D.C. Commissioner of Social Services Audrey Rowe said her department erred in stating Wednesday that it had a regulation forbidding more than two infants in a foster care home. Rowe said this practice is a guideline in the process of being adopted as policy.
District officials violated city regulations by placing too many infants in a foster home where a Sunday morning blaze killed five persons, including three infants and a 2-year-old.
Regina Bernard, director of the Department of Human Services' foster care program, confirmed that under department regulations only two infants can be placed in each foster home. But on March 7, a social worker placed a third infant, 3-week-old Paul Holmes, with foster parent Frances P. Walker.
He joined 5-month-old twins the city had placed in the home four months earlier, a 2-year-old former foster child adopted by Walker in January and an 8-year-old foster child.
"Sometimes emergencies overrule the regulations," said Bernard. "That child was clearly a temporary placement. That child would have been moved."
Paul Holmes' parents said they are considering legal action against the city for their son's death.
City Social Service Commissioner Audrey Rowe said the parents voluntarily gave up the infant after the city received a referral indicating there could be a problem with neglect.

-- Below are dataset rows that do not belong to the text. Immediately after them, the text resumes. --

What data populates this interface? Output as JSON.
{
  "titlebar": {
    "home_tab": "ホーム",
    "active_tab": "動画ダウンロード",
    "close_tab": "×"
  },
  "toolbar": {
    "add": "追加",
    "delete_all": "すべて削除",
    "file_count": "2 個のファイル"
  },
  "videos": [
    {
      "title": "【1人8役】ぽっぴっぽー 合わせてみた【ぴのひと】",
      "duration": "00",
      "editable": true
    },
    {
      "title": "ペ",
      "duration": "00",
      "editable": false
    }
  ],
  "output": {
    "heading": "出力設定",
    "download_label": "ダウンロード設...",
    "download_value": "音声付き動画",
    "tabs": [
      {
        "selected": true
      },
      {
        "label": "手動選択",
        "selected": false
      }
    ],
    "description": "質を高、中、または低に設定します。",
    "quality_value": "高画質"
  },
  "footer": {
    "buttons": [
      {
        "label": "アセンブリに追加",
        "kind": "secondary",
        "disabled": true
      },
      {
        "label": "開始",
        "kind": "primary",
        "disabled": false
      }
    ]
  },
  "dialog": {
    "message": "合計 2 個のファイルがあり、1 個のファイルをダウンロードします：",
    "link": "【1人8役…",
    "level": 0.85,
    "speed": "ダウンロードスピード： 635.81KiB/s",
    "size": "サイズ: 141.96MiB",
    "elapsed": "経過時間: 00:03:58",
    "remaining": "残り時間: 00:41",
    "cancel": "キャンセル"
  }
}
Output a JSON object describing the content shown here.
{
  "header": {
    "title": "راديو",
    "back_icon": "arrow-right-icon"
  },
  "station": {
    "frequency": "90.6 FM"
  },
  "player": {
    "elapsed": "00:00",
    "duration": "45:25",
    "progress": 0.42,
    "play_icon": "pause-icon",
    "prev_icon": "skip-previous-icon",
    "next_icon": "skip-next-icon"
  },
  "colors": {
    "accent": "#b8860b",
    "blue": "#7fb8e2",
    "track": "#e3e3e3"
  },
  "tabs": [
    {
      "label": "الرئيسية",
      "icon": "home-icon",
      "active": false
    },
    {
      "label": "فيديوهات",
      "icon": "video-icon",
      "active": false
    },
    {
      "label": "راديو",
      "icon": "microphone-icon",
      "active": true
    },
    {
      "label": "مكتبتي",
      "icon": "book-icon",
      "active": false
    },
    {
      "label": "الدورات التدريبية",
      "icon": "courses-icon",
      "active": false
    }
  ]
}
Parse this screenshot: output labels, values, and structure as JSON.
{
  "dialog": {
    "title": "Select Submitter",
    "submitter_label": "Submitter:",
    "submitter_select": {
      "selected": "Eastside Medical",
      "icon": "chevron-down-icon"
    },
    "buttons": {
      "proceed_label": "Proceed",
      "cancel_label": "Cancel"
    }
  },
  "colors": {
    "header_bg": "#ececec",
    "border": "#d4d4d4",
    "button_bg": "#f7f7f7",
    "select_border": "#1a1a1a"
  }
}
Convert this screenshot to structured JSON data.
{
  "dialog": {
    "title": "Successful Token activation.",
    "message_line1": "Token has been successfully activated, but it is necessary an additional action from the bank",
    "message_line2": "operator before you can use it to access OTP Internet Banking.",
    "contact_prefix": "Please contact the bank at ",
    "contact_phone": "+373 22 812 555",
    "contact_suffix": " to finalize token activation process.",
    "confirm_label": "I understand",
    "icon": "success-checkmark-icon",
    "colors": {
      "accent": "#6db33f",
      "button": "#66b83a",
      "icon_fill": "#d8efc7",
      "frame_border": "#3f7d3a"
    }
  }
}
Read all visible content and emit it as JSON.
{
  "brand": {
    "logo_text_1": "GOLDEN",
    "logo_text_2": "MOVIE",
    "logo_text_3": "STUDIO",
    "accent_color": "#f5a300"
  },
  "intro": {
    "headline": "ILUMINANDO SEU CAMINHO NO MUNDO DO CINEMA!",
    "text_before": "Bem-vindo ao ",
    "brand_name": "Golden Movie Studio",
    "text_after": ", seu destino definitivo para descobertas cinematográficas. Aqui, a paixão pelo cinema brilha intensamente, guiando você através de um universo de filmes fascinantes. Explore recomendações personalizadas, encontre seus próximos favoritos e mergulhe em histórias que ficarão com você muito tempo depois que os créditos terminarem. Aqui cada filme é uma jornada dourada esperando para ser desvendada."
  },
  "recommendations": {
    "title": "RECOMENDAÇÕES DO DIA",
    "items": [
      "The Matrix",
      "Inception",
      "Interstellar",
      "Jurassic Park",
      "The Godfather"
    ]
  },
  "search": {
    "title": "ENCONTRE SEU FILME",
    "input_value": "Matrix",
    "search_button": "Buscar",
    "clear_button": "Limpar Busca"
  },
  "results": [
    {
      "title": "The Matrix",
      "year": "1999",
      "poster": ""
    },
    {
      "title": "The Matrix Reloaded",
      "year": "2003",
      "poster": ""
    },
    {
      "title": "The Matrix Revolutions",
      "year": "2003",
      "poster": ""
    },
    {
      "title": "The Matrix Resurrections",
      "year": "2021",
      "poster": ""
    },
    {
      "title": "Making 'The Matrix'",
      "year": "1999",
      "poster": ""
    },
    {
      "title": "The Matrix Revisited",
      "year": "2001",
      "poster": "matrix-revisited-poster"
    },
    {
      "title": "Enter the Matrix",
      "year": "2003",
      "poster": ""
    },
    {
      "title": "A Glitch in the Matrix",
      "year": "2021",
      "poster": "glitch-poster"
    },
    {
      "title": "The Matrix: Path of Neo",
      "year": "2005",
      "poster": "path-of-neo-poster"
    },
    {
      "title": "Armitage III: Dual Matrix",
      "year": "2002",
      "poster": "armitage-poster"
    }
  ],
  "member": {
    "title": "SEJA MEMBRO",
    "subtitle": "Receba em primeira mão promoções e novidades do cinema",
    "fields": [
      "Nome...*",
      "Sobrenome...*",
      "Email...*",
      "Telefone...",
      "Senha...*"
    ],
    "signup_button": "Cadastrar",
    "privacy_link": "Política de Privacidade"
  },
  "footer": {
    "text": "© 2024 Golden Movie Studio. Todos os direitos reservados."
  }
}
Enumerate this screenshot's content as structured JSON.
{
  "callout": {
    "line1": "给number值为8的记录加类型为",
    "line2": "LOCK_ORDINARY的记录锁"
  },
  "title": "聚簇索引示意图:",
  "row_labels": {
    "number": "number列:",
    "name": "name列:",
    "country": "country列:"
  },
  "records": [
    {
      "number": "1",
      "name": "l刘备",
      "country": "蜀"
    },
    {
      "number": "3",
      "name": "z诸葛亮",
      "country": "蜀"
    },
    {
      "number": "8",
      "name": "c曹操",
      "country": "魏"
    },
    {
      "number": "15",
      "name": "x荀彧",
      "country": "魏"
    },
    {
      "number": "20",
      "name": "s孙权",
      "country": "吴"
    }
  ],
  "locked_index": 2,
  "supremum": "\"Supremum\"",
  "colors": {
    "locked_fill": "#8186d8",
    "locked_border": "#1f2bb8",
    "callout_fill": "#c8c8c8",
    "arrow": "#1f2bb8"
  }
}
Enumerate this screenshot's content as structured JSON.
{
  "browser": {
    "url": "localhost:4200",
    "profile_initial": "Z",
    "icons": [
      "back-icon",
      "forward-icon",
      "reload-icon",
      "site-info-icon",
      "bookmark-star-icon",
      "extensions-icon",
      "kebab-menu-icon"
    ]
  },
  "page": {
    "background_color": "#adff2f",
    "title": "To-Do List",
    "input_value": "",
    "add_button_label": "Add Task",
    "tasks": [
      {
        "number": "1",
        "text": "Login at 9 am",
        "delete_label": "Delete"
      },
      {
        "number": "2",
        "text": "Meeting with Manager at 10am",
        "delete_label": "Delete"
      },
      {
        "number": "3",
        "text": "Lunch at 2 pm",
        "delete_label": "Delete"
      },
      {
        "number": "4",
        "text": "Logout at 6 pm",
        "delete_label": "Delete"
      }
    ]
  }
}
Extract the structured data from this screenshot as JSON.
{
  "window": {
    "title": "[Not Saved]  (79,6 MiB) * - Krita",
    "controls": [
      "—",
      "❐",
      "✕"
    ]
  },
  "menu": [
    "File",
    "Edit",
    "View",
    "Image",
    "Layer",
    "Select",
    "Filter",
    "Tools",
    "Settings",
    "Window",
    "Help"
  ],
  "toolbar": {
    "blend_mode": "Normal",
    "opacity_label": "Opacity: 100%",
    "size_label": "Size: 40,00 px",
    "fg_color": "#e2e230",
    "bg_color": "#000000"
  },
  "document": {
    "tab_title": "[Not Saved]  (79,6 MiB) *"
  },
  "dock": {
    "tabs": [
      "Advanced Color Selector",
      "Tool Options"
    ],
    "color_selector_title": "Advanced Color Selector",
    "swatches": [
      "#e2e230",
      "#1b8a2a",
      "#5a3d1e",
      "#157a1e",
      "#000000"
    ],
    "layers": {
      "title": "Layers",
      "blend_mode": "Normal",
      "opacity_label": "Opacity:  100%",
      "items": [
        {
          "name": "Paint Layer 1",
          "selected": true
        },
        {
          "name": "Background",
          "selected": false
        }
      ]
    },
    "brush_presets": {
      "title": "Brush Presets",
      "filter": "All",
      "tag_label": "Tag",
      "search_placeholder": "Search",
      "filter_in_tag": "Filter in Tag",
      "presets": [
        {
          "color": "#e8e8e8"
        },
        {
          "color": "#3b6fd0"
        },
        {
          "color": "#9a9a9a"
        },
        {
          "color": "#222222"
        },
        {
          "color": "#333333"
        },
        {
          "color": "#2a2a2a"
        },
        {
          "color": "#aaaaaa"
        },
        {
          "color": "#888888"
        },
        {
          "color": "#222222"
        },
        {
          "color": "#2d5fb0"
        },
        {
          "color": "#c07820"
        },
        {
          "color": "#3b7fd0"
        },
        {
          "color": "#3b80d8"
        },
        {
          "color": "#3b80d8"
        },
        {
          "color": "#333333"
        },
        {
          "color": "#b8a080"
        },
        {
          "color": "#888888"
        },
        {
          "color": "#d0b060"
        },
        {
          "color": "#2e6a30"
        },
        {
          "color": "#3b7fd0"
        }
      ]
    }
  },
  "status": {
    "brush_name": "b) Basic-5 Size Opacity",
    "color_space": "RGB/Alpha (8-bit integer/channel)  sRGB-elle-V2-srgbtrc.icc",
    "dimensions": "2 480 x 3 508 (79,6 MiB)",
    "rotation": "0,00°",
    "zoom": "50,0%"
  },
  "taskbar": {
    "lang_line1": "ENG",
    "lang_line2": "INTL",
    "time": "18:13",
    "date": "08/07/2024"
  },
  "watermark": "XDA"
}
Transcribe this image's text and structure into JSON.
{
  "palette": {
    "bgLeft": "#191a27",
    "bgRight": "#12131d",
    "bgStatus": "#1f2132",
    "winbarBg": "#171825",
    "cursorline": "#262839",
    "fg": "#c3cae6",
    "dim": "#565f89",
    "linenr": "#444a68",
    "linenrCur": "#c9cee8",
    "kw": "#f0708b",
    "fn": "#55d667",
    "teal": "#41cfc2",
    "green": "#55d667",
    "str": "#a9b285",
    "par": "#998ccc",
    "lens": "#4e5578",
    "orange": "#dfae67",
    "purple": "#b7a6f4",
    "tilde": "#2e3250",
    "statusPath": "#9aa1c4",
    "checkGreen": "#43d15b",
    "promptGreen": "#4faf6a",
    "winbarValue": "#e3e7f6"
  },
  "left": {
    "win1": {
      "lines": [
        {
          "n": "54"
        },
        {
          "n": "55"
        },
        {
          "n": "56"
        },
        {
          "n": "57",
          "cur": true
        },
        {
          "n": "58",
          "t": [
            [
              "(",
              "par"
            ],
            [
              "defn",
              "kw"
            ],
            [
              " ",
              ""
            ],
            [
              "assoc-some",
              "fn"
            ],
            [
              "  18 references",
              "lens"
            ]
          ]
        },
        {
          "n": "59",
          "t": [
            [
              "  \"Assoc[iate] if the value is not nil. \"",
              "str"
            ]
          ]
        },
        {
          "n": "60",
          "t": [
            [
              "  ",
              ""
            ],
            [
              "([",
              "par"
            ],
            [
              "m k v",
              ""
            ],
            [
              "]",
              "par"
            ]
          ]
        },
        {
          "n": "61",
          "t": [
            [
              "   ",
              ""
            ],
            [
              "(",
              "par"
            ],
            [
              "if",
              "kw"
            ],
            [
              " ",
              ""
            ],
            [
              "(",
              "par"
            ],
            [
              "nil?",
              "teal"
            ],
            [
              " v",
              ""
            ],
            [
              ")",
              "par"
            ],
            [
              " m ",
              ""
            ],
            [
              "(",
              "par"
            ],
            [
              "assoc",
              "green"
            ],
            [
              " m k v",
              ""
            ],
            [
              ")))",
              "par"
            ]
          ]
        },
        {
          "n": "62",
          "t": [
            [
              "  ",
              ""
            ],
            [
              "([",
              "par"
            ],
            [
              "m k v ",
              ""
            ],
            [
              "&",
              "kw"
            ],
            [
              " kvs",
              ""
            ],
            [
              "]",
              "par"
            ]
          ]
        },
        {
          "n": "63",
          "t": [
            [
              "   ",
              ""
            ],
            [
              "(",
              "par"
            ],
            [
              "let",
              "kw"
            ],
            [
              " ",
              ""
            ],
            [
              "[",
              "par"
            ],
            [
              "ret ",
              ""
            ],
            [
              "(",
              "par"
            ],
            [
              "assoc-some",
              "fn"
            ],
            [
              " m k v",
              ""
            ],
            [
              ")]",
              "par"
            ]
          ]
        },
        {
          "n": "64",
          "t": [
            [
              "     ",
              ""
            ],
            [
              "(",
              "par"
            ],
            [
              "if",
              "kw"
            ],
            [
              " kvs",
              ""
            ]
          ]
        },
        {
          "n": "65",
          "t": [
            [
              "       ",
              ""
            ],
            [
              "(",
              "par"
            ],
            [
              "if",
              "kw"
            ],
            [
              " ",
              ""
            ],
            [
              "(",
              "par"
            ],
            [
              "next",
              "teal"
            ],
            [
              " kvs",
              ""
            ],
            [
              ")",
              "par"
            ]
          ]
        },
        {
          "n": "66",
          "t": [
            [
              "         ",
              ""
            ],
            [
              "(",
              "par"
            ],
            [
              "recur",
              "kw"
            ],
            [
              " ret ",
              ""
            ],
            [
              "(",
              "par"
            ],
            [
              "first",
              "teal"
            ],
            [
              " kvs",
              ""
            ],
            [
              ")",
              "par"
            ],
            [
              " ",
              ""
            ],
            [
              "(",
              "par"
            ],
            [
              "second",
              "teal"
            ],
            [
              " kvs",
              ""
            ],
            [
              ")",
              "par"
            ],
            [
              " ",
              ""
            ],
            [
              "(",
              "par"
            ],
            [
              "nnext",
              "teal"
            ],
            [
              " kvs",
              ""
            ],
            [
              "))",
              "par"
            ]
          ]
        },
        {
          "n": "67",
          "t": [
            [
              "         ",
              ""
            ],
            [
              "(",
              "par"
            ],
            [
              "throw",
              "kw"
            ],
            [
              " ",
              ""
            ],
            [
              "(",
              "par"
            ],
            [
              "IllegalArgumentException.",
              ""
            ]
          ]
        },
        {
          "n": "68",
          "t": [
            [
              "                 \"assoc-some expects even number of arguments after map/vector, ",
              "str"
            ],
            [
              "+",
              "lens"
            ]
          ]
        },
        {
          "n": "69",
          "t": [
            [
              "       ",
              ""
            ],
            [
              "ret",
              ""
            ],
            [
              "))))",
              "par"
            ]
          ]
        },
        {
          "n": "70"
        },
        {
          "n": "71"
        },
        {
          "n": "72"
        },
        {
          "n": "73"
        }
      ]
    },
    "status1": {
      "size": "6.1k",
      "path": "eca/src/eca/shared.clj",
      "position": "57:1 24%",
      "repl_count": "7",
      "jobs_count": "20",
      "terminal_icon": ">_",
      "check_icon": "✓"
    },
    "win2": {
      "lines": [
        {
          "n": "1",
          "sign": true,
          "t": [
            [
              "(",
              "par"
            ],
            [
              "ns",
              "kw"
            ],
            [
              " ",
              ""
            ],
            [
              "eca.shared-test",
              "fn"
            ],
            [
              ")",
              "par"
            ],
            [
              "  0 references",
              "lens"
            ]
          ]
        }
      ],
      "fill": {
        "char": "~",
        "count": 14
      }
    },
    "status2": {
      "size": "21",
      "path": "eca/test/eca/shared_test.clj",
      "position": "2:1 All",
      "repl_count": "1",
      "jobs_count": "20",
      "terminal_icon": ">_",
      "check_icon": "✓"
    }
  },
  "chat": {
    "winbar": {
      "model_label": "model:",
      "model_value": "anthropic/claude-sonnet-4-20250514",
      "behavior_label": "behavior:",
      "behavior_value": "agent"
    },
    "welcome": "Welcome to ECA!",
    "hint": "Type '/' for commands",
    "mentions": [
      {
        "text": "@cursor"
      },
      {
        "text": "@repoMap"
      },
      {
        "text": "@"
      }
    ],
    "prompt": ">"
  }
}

The parents then sued to have the baby returned, Rowe said.
On March 18, a D.C. Superior Court judge issued an order to allow the city to continue sheltering the child until a second hearing, which was scheduled for Tuesday. The parents said they visited the child twice in city offices after they agreed to give him up for 90 days.
An early morning fire that destroyed Walker's home killed all three infants, as well as her 2-year-old son and a 55-year-old friend of the family who was watching the children while Walker was on a weekend church trip in Pennsylvania. The fourth foster child, 8-year-old Maria Marshall, remains in critical condition at D.C. General Hospital.
The girl's vital functions are being maintained by life support equipment and a dispute has arisen between her natural mother and the city as to who is responsible for the decision whether to continue life support efforts, according to Rowe.
Rowe said the girl is a ward of the city, as the city had obtained an court order for emergency care for the girl. "Her mother is concerned about who has final say," Rowe said, adding that the corporation counsel is researching the issue. The girl had lived in Walker's home since January 1984.
An official of the Child Welfare League, a national standard-setting group, said it urges states not to place more than two children under 2 years of age in one foster home and advises that foster parents, rather than baby sitters, care for foster children. Rowe said, however, the latter standard would exclude working parents, and thus limit the age and diversity of foster parents available to the city.
Bernard said yesterday that the third infant was placed with Walker because of her past success in caring for infants.